(RxWiki News) For historical reasons that are sometimes still valid, some people are not comfortable disclosing everything to a health professional, or even trusting them to tell them the truth.
Despite advances for most men who undergo prostate surgery for their cancer, a recent study shows that there is a clear failure to produce the same results in men who identify as gay or African-American.
"If you're uncomfortable talking to your doctor, ask around for recommendations."
African Americans are statistically more likely to develop prostate cancer, but on average are diagnosed later in life, and are less likely to trust a physician, or their treatment plan. While this may have a significant effect on the cancer outcome, it is important to assess both sides of the issue.
Additionally, gay men are less likely to trust doctors with revealing details, also leading to a later diagnosis on average.

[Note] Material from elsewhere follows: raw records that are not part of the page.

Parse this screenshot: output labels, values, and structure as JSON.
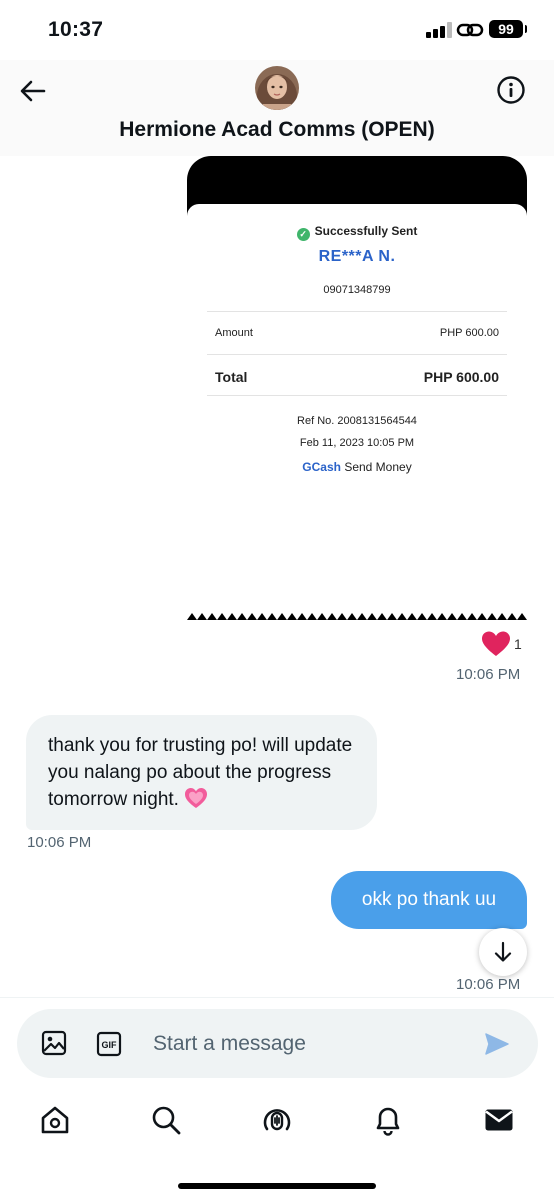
{
  "status_bar": {
    "time": "10:37",
    "battery": "99"
  },
  "header": {
    "title": "Hermione Acad Comms (OPEN)",
    "avatar_icon": "avatar-portrait",
    "back_icon": "arrow-left-icon",
    "info_icon": "info-icon"
  },
  "receipt": {
    "status": "Successfully Sent",
    "recipient": "RE***A N.",
    "number": "09071348799",
    "amount_label": "Amount",
    "amount_value": "PHP 600.00",
    "total_label": "Total",
    "total_value": "PHP 600.00",
    "ref": "Ref No. 2008131564544",
    "date": "Feb 11, 2023 10:05 PM",
    "brand": "GCash",
    "service": "Send Money"
  },
  "reaction": {
    "emoji": "heart",
    "count": "1",
    "color": "#e0245e"
  },
  "messages": [
    {
      "direction": "outgoing",
      "type": "image",
      "time": "10:06 PM"
    },
    {
      "direction": "incoming",
      "text": "thank you for trusting po! will update you nalang po about the progress tomorrow night.",
      "emoji": "growing-heart",
      "time": "10:06 PM"
    },
    {
      "direction": "outgoing",
      "text": "okk po thank uu",
      "time": "10:06 PM"
    }
  ],
  "composer": {
    "placeholder": "Start a message"
  },
  "tabs": [
    "home",
    "search",
    "spaces",
    "notifications",
    "messages"
  ],
  "colors": {
    "accent": "#1d9bf0",
    "outgoing_bubble": "#4a9fea",
    "incoming_bubble": "#eff3f4",
    "muted": "#536471"
  }
}
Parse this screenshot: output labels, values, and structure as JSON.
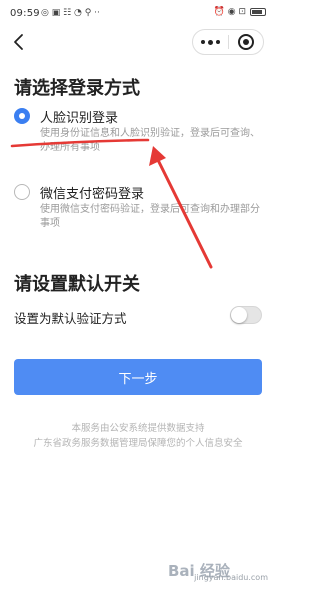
{
  "status_bar": {
    "time": "09:59",
    "left_icons": "◎ ▣ ☷ ◔ ⚲ ··",
    "right_icons": "⏰ ◉ ⊡"
  },
  "nav": {
    "back_icon": "chevron-left",
    "menu_icon": "more-dots",
    "close_icon": "target-circle"
  },
  "login_section": {
    "title": "请选择登录方式",
    "options": [
      {
        "title": "人脸识别登录",
        "desc": "使用身份证信息和人脸识别验证，登录后可查询、办理所有事项",
        "selected": true
      },
      {
        "title": "微信支付密码登录",
        "desc": "使用微信支付密码验证，登录后可查询和办理部分事项",
        "selected": false
      }
    ]
  },
  "default_section": {
    "title": "请设置默认开关",
    "setting_label": "设置为默认验证方式",
    "toggle_on": false
  },
  "next_button": "下一步",
  "footer": {
    "line1": "本服务由公安系统提供数据支持",
    "line2": "广东省政务服务数据管理局保障您的个人信息安全"
  },
  "watermark": {
    "logo": "Bai 经验",
    "text": "jingyan.baidu.com"
  },
  "colors": {
    "accent": "#4f8cf3",
    "radio_checked": "#3b7ff1",
    "annotation": "#e53935"
  }
}
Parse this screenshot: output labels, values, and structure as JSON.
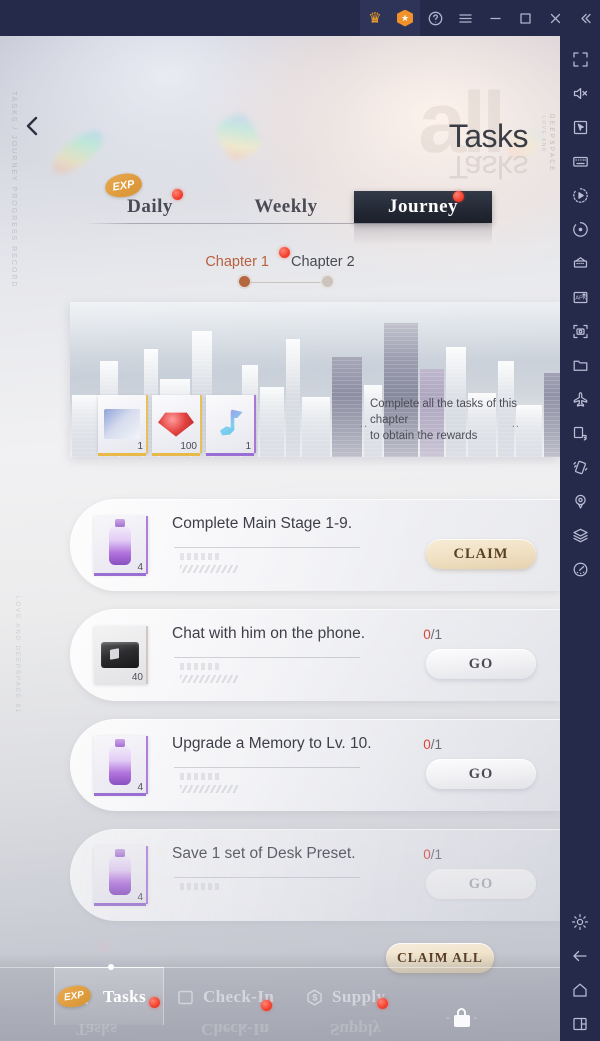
{
  "titlebar": {
    "buttons": [
      {
        "name": "premium-crown",
        "glyph": "crown"
      },
      {
        "name": "shield-badge",
        "glyph": "shield"
      },
      {
        "name": "help",
        "glyph": "question"
      },
      {
        "name": "menu",
        "glyph": "hamburger"
      },
      {
        "name": "minimize",
        "glyph": "minus"
      },
      {
        "name": "maximize",
        "glyph": "square"
      },
      {
        "name": "close",
        "glyph": "x"
      },
      {
        "name": "collapse",
        "glyph": "double-chevron-left"
      }
    ]
  },
  "sidebar": {
    "top_tools": [
      {
        "name": "fullscreen-icon",
        "tooltip": "Fullscreen"
      },
      {
        "name": "mute-icon",
        "tooltip": "Mute"
      },
      {
        "name": "cursor-icon",
        "tooltip": "Pointer"
      },
      {
        "name": "keymapping-icon",
        "tooltip": "Keymapping"
      },
      {
        "name": "macro-record-icon",
        "tooltip": "Macro"
      },
      {
        "name": "sync-icon",
        "tooltip": "Sync"
      },
      {
        "name": "multi-instance-icon",
        "tooltip": "Multi-instance"
      },
      {
        "name": "install-apk-icon",
        "tooltip": "Install APK"
      },
      {
        "name": "screenshot-icon",
        "tooltip": "Screenshot"
      },
      {
        "name": "folder-icon",
        "tooltip": "Media Manager"
      },
      {
        "name": "airplane-icon",
        "tooltip": "Airplane"
      },
      {
        "name": "rotate-screen-icon",
        "tooltip": "Rotate"
      },
      {
        "name": "shake-icon",
        "tooltip": "Shake"
      },
      {
        "name": "location-icon",
        "tooltip": "Location"
      },
      {
        "name": "layers-icon",
        "tooltip": "Layers"
      },
      {
        "name": "performance-icon",
        "tooltip": "Performance"
      }
    ],
    "bottom_tools": [
      {
        "name": "settings-gear-icon",
        "tooltip": "Settings"
      },
      {
        "name": "back-arrow-icon",
        "tooltip": "Back"
      },
      {
        "name": "home-icon",
        "tooltip": "Home"
      },
      {
        "name": "recents-icon",
        "tooltip": "Recents"
      }
    ]
  },
  "game": {
    "brand_vertical": "DEEPSPACE",
    "brand_vertical_sub": "LOVE AND",
    "left_deco": "TASKS / JOURNEY PROGRESS RECORD",
    "left_deco2": "LOVE AND DEEPSPACE 01",
    "ghost_title": "all",
    "page_title": "Tasks",
    "back_icon": "back-chevron-icon",
    "exp_badge": "EXP",
    "tabs": [
      {
        "label": "Daily",
        "active": false,
        "badge": true
      },
      {
        "label": "Weekly",
        "active": false,
        "badge": false
      },
      {
        "label": "Journey",
        "active": true,
        "badge": true
      }
    ],
    "chapters": [
      {
        "label": "Chapter 1",
        "active": true,
        "badge": true
      },
      {
        "label": "Chapter 2",
        "active": false,
        "badge": false
      }
    ],
    "banner": {
      "note_line1": "Complete all the tasks of this chapter",
      "note_line2": "to obtain the rewards",
      "dots_left": "..",
      "dots_right": "..",
      "rewards": [
        {
          "name": "reward-card",
          "qty": "1",
          "rarity": "gold"
        },
        {
          "name": "reward-gem",
          "qty": "100",
          "rarity": "gold"
        },
        {
          "name": "reward-note",
          "qty": "1",
          "rarity": "purple"
        }
      ]
    },
    "tasks": [
      {
        "title": "Complete Main Stage 1-9.",
        "progress": "",
        "progress_num": "",
        "progress_den": "",
        "button": "CLAIM",
        "button_type": "claim",
        "reward_qty": "4",
        "reward_art": "potion",
        "disabled": false
      },
      {
        "title": "Chat with him on the phone.",
        "progress": "0/1",
        "progress_num": "0",
        "progress_den": "/1",
        "button": "GO",
        "button_type": "go",
        "reward_qty": "40",
        "reward_art": "box",
        "disabled": false
      },
      {
        "title": "Upgrade a Memory to Lv. 10.",
        "progress": "0/1",
        "progress_num": "0",
        "progress_den": "/1",
        "button": "GO",
        "button_type": "go",
        "reward_qty": "4",
        "reward_art": "potion",
        "disabled": false
      },
      {
        "title": "Save 1 set of Desk Preset.",
        "progress": "0/1",
        "progress_num": "0",
        "progress_den": "/1",
        "button": "GO",
        "button_type": "go",
        "reward_qty": "4",
        "reward_art": "potion",
        "disabled": true
      }
    ],
    "claim_all": "CLAIM ALL",
    "bottom_nav": [
      {
        "label": "Tasks",
        "icon": "tasks-icon",
        "active": true,
        "badge": true
      },
      {
        "label": "Check-In",
        "icon": "checkbox-icon",
        "active": false,
        "badge": true
      },
      {
        "label": "Supply",
        "icon": "supply-icon",
        "active": false,
        "badge": true
      }
    ],
    "bottom_exp_badge": "EXP",
    "locked_icon": "lock-icon"
  },
  "colors": {
    "titlebar_bg": "#252a4a",
    "accent_orange": "#e8a84e",
    "accent_red_dot": "#f5402e",
    "chapter_active": "#b8603f",
    "claim_bg": "#f0e0c2",
    "progress_red": "#d8453a"
  }
}
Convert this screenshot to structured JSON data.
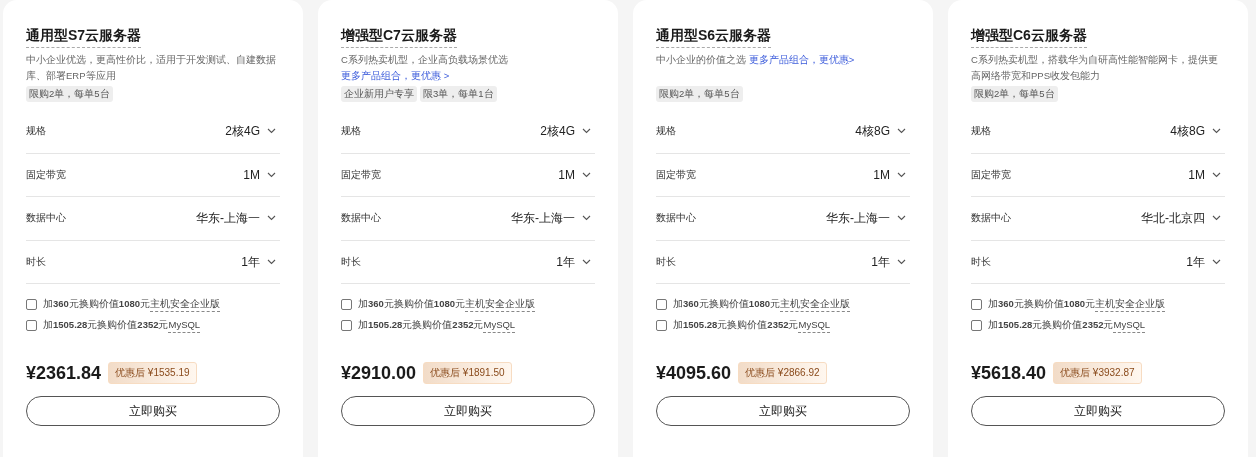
{
  "cards": [
    {
      "title": "通用型S7云服务器",
      "description": "中小企业优选，更高性价比，适用于开发测试、自建数据库、部署ERP等应用",
      "tags": [
        "限购2单，每单5台"
      ],
      "specs": [
        {
          "label": "规格",
          "value": "2核4G"
        },
        {
          "label": "固定带宽",
          "value": "1M"
        },
        {
          "label": "数据中心",
          "value": "华东-上海一"
        },
        {
          "label": "时长",
          "value": "1年"
        }
      ],
      "addons": [
        {
          "text": "加**360**元换购价值**1080**元",
          "product": "主机安全企业版",
          "checked": false
        },
        {
          "text": "加**1505.28**元换购价值**2352**元",
          "product": "MySQL",
          "checked": false
        }
      ],
      "price": "¥2361.84",
      "discount": "优惠后 ¥1535.19",
      "button": "立即购买"
    },
    {
      "title": "增强型C7云服务器",
      "description": "C系列热卖机型，企业高负载场景优选",
      "link": "更多产品组合，更优惠 >",
      "tags": [
        "企业新用户专享",
        "限3单，每单1台"
      ],
      "specs": [
        {
          "label": "规格",
          "value": "2核4G"
        },
        {
          "label": "固定带宽",
          "value": "1M"
        },
        {
          "label": "数据中心",
          "value": "华东-上海一"
        },
        {
          "label": "时长",
          "value": "1年"
        }
      ],
      "addons": [
        {
          "text": "加**360**元换购价值**1080**元",
          "product": "主机安全企业版",
          "checked": false
        },
        {
          "text": "加**1505.28**元换购价值**2352**元",
          "product": "MySQL",
          "checked": false
        }
      ],
      "price": "¥2910.00",
      "discount": "优惠后 ¥1891.50",
      "button": "立即购买"
    },
    {
      "title": "通用型S6云服务器",
      "description": "中小企业的价值之选",
      "link": "更多产品组合，更优惠>",
      "tags": [
        "限购2单，每单5台"
      ],
      "specs": [
        {
          "label": "规格",
          "value": "4核8G"
        },
        {
          "label": "固定带宽",
          "value": "1M"
        },
        {
          "label": "数据中心",
          "value": "华东-上海一"
        },
        {
          "label": "时长",
          "value": "1年"
        }
      ],
      "addons": [
        {
          "text": "加**360**元换购价值**1080**元",
          "product": "主机安全企业版",
          "checked": false
        },
        {
          "text": "加**1505.28**元换购价值**2352**元",
          "product": "MySQL",
          "checked": false
        }
      ],
      "price": "¥4095.60",
      "discount": "优惠后 ¥2866.92",
      "button": "立即购买"
    },
    {
      "title": "增强型C6云服务器",
      "description": "C系列热卖机型，搭载华为自研高性能智能网卡，提供更高网络带宽和PPS收发包能力",
      "tags": [
        "限购2单，每单5台"
      ],
      "specs": [
        {
          "label": "规格",
          "value": "4核8G"
        },
        {
          "label": "固定带宽",
          "value": "1M"
        },
        {
          "label": "数据中心",
          "value": "华北-北京四"
        },
        {
          "label": "时长",
          "value": "1年"
        }
      ],
      "addons": [
        {
          "text": "加**360**元换购价值**1080**元",
          "product": "主机安全企业版",
          "checked": false
        },
        {
          "text": "加**1505.28**元换购价值**2352**元",
          "product": "MySQL",
          "checked": false
        }
      ],
      "price": "¥5618.40",
      "discount": "优惠后 ¥3932.87",
      "button": "立即购买"
    }
  ]
}
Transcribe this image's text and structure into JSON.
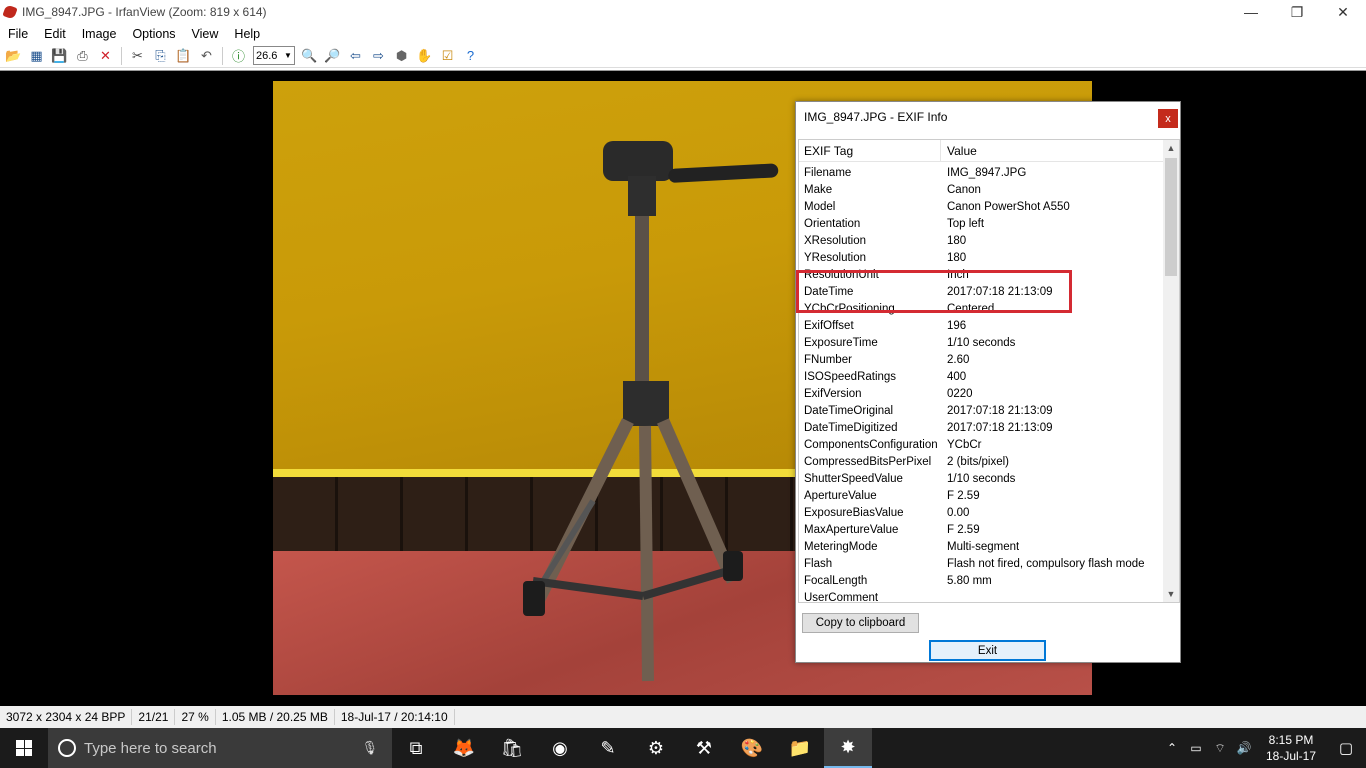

The study examined the records of 665 men in the military. Of those men, white men were three times more likely to choose surgical removal for lower risk prostate cancer.
Another study by the research group found that out of 1,200 men who underwent the same surgery for similar prostate cancer, there were significant racial differences in urinary and sexual function after surgery.
Latin Americans and African Americans were more likely to have their sleep patterns drastically changed after the surgery, and both groups were also less likely to enter into assisted living arrangements in the case of surgical complications.
"Here, we focus attention on these poorly studied aspects to help overcome such concerns," said Edouard Trabulsi, MD, from Thomas Jefferson University's Kimmel Cancer Center.
"It's everything from discussion about sexual preference to toxicity-related effects to their ability to maintain a relationship with a partner."
The study was published in the May edition of the journal Nature Reviews Urology.
Financial disclosures were not made public.